If you’re not sure how Jigdo works (under Windows), download the tools from here (Atternet’s) and extract them to a directory of your liking. The next step is to get the right jigdo-file, which depends on which hardware you plan to run Debian on. Most likely that will be i386 (also pick which type download: CD-Rom/DVD). For the rest it’s just following the steps and have it run in the background, while you (so to speak) update your MySpace spot.

Right behind last week’s patch (re: anicursor security thing), Microsoft released a hotch-potch of other security patches. You can find them (and the details) at the regular location (and the other website I keep forgetting to mention).

That reminds me: I read Paul “Bayesian Spam” Graham’s post called ‘Microsoft’s death’, which caused a firestorm of follow-ups. I think I’ll keep the link fury limited by only pointing to Slashdot’s thread. I’ve never been a fan of Graham but reading his notes reminds me of my earlier claims that Microsoft is doomed to fail not because Linux this or MacOSX that: it has consistently failed to deliver. There were days that the company came out with something that was worth checking out from both user and developer’s view: nowadays, there’s only a handful of technologies that are actually interesting from a developer’s point of view. It will be interesting to see if they can turn the tide this year (particularly after [what appears] a botched Vista release).

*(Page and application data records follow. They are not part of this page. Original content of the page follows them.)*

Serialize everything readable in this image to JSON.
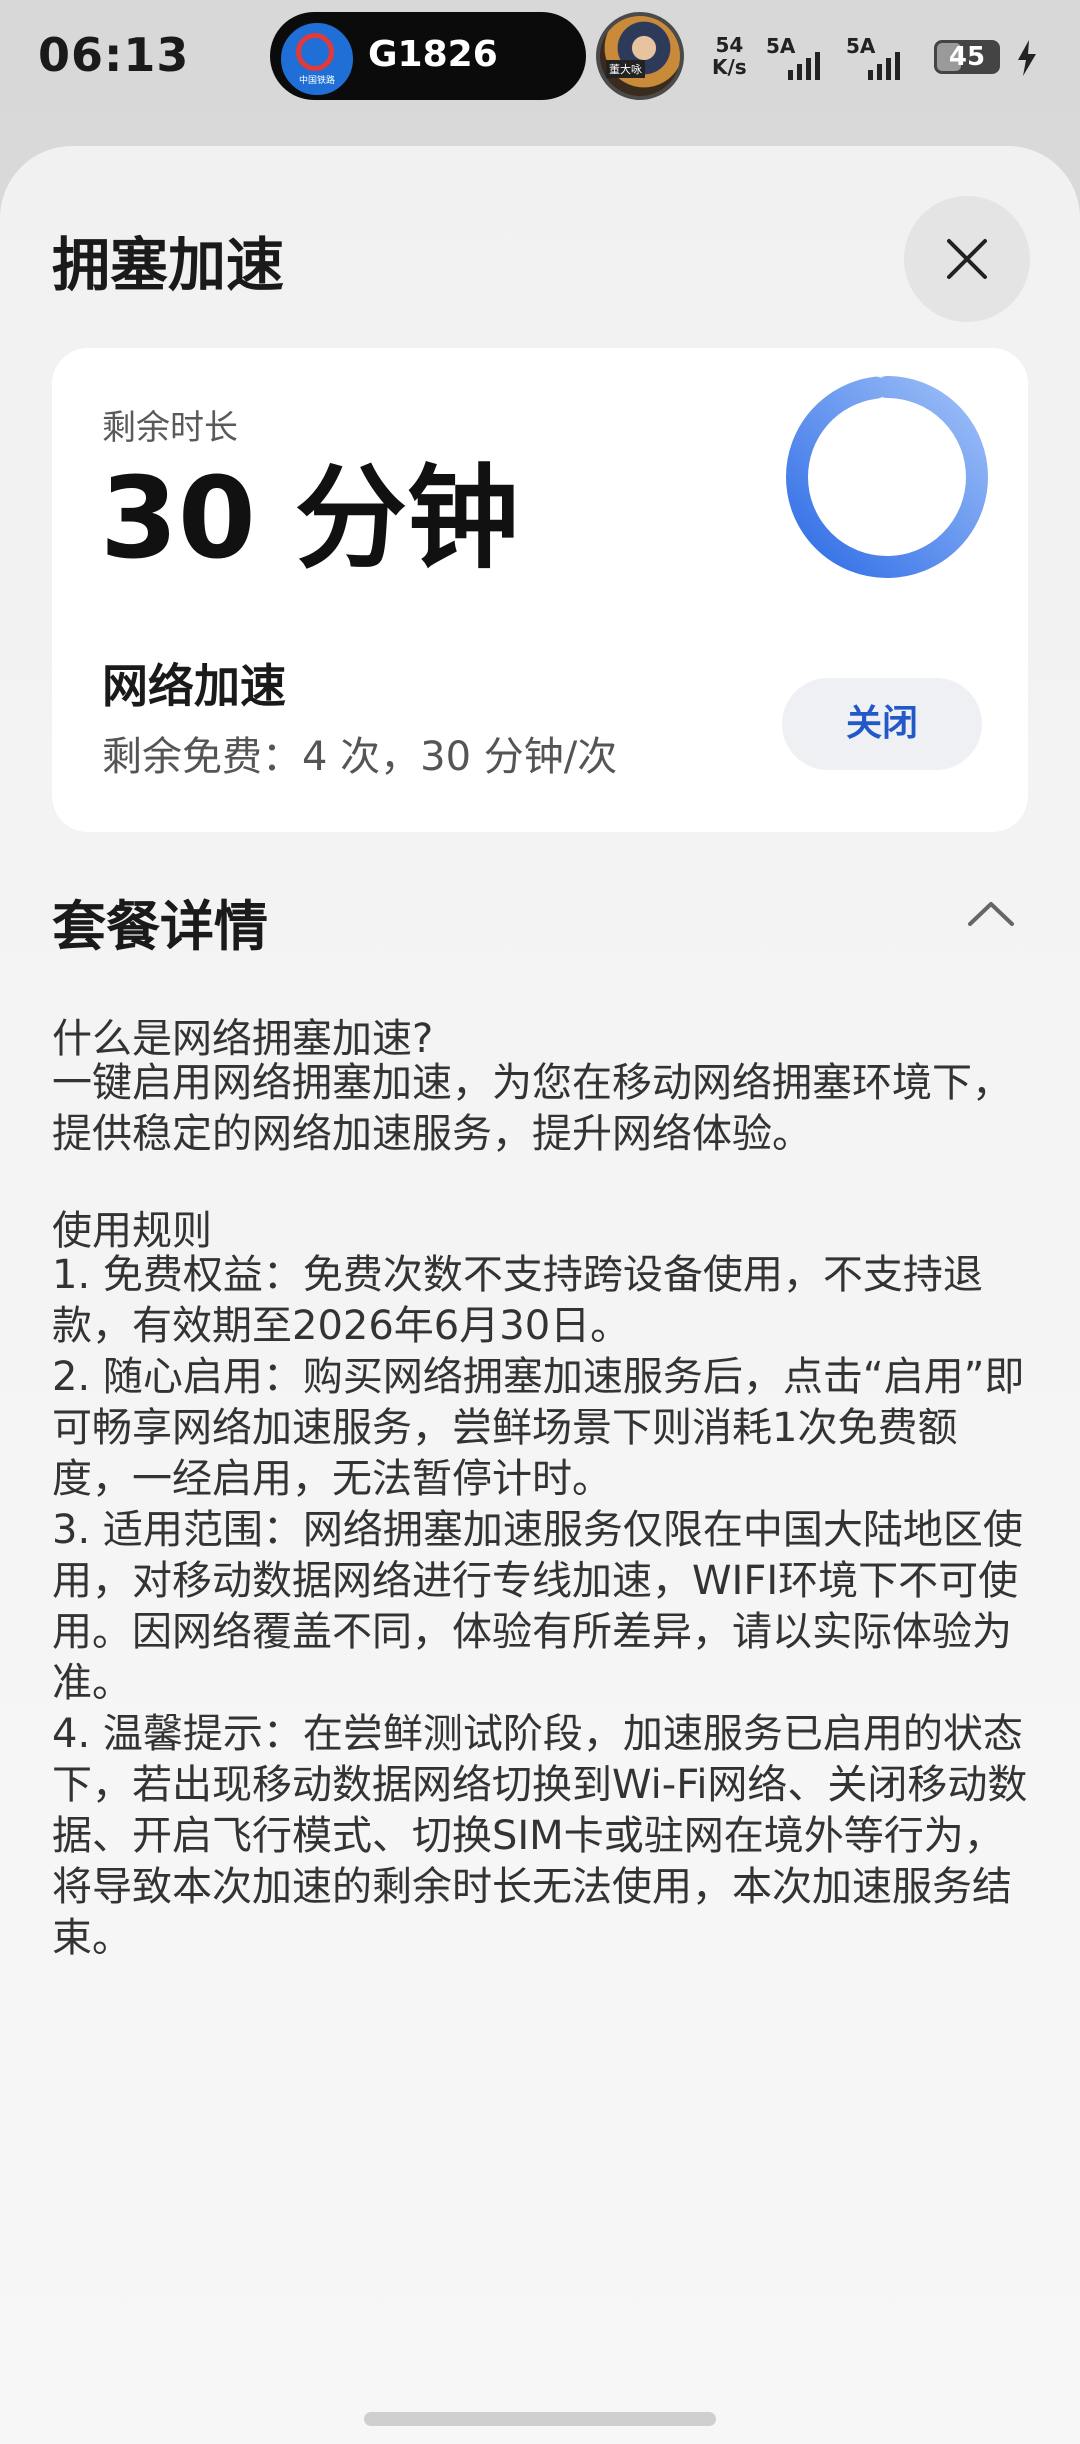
{
  "status_bar": {
    "time": "06:13",
    "live_activity": {
      "app_logo_text": "中国铁路",
      "train_number": "G1826"
    },
    "avatar_badge": "董大咏",
    "net_speed_value": "54",
    "net_speed_unit": "K/s",
    "signal_1_label": "5A",
    "signal_2_label": "5A",
    "battery_level": "45",
    "charging_icon": "bolt-icon"
  },
  "sheet": {
    "title": "拥塞加速",
    "close_icon": "close-icon"
  },
  "card": {
    "remain_label": "剩余时长",
    "remain_value": "30 分钟",
    "gauge_progress": 0.98,
    "service_title": "网络加速",
    "free_remaining": "剩余免费：4 次，30 分钟/次",
    "off_button": "关闭",
    "accent_color": "#2f6de6"
  },
  "details": {
    "title": "套餐详情",
    "chevron_icon": "chevron-up-icon",
    "q1_title": "什么是网络拥塞加速?",
    "q1_body": "一键启用网络拥塞加速，为您在移动网络拥塞环境下，提供稳定的网络加速服务，提升网络体验。",
    "rules_title": "使用规则",
    "rules": [
      "1. 免费权益：免费次数不支持跨设备使用，不支持退款，有效期至2026年6月30日。",
      "2. 随心启用：购买网络拥塞加速服务后，点击“启用”即可畅享网络加速服务，尝鲜场景下则消耗1次免费额度，一经启用，无法暂停计时。",
      "3. 适用范围：网络拥塞加速服务仅限在中国大陆地区使用，对移动数据网络进行专线加速，WIFI环境下不可使用。因网络覆盖不同，体验有所差异，请以实际体验为准。",
      "4. 温馨提示：在尝鲜测试阶段，加速服务已启用的状态下，若出现移动数据网络切换到Wi-Fi网络、关闭移动数据、开启飞行模式、切换SIM卡或驻网在境外等行为，将导致本次加速的剩余时长无法使用，本次加速服务结束。"
    ]
  }
}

The Tech-huh?

Left over stuff from the weekend:

The Neuros OSD, which claims to be the first Open Source Linux Embedded Media Center for US$ 229.00 or something. It’s the buzz around now since it’s Linux-based and (evidently) a growing community of hackers developing software for it: from FTP servers to XMMS2 streaming servers.

The other thing I noticed was the Debian Windows boot loader/Installer: it’s brilliant, although I have my doubts about it. When I have time, I’ll do a test run.

Windows Vista officially goes on sale today, but as you guessed it, don’t expect line-ups. What is really new to it? Even the beta-testers (the Windows fans as other would call them) don’t have me convinced. Better user-experience and productivity? They promised that since Windows 95, if you remember. And if Vista does break-even, what else can we expect in the future?1, 2, 3, 4 I bet that there are hundreds of discussions going on about that within Microsoft. Listen: if I’m not allowed to make a legitimate copy of a file and listen it elsewhere on my own property and on my own hardware, count me out of your ‘Digital Revolution’.

1 Michael Geist about Vista’s DRM and fine print.
2 Security researcher breaks Microsoft’s DRM.
3 Microsoft patents idea taken from professor
4 Microsoft withdrawing patent-application.